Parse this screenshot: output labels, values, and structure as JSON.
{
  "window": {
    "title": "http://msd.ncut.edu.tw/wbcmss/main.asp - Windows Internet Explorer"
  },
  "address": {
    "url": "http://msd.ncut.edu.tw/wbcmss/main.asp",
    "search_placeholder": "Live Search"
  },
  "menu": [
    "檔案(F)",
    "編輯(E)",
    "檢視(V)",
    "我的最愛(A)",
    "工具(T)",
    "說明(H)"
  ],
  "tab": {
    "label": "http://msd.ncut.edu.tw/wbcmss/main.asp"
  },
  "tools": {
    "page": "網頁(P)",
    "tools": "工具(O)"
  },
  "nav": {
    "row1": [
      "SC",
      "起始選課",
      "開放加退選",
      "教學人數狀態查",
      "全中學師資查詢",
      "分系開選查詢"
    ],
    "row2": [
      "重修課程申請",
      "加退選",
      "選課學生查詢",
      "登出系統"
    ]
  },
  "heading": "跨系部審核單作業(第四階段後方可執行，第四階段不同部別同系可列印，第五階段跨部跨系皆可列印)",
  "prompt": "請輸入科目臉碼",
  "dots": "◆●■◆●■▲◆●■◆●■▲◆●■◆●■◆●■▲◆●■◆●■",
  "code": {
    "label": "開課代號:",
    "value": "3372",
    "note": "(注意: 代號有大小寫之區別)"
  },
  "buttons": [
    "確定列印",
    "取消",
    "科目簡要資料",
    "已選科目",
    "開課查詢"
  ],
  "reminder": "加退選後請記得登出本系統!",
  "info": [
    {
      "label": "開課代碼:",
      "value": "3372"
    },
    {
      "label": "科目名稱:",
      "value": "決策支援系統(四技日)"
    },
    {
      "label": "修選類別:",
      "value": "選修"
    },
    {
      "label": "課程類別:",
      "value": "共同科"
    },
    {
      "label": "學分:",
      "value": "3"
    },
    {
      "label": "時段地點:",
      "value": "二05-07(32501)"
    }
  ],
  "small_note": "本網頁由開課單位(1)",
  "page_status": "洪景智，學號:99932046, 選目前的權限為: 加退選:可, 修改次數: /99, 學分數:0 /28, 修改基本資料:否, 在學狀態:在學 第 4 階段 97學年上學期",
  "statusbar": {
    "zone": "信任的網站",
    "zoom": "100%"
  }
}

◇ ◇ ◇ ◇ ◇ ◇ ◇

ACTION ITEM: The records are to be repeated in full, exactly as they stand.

COMPLETED EXERCISE:
Parse this screenshot: output labels, values, and structure as JSON.
{
  "window": {
    "title": "http://msd.ncut.edu.tw/wbcmss/main.asp - Windows Internet Explorer"
  },
  "address": {
    "url": "http://msd.ncut.edu.tw/wbcmss/main.asp",
    "search_placeholder": "Live Search"
  },
  "menu": [
    "檔案(F)",
    "編輯(E)",
    "檢視(V)",
    "我的最愛(A)",
    "工具(T)",
    "說明(H)"
  ],
  "tab": {
    "label": "http://msd.ncut.edu.tw/wbcmss/main.asp"
  },
  "tools": {
    "page": "網頁(P)",
    "tools": "工具(O)"
  },
  "nav": {
    "row1": [
      "SC",
      "起始選課",
      "開放加退選",
      "教學人數狀態查",
      "全中學師資查詢",
      "分系開選查詢"
    ],
    "row2": [
      "重修課程申請",
      "加退選",
      "選課學生查詢",
      "登出系統"
    ]
  },
  "heading": "跨系部審核單作業(第四階段後方可執行，第四階段不同部別同系可列印，第五階段跨部跨系皆可列印)",
  "prompt": "請輸入科目臉碼",
  "dots": "◆●■◆●■▲◆●■◆●■▲◆●■◆●■◆●■▲◆●■◆●■",
  "code": {
    "label": "開課代號:",
    "value": "3372",
    "note": "(注意: 代號有大小寫之區別)"
  },
  "buttons": [
    "確定列印",
    "取消",
    "科目簡要資料",
    "已選科目",
    "開課查詢"
  ],
  "reminder": "加退選後請記得登出本系統!",
  "info": [
    {
      "label": "開課代碼:",
      "value": "3372"
    },
    {
      "label": "科目名稱:",
      "value": "決策支援系統(四技日)"
    },
    {
      "label": "修選類別:",
      "value": "選修"
    },
    {
      "label": "課程類別:",
      "value": "共同科"
    },
    {
      "label": "學分:",
      "value": "3"
    },
    {
      "label": "時段地點:",
      "value": "二05-07(32501)"
    }
  ],
  "small_note": "本網頁由開課單位(1)",
  "page_status": "洪景智，學號:99932046, 選目前的權限為: 加退選:可, 修改次數: /99, 學分數:0 /28, 修改基本資料:否, 在學狀態:在學 第 4 階段 97學年上學期",
  "statusbar": {
    "zone": "信任的網站",
    "zoom": "100%"
  }
}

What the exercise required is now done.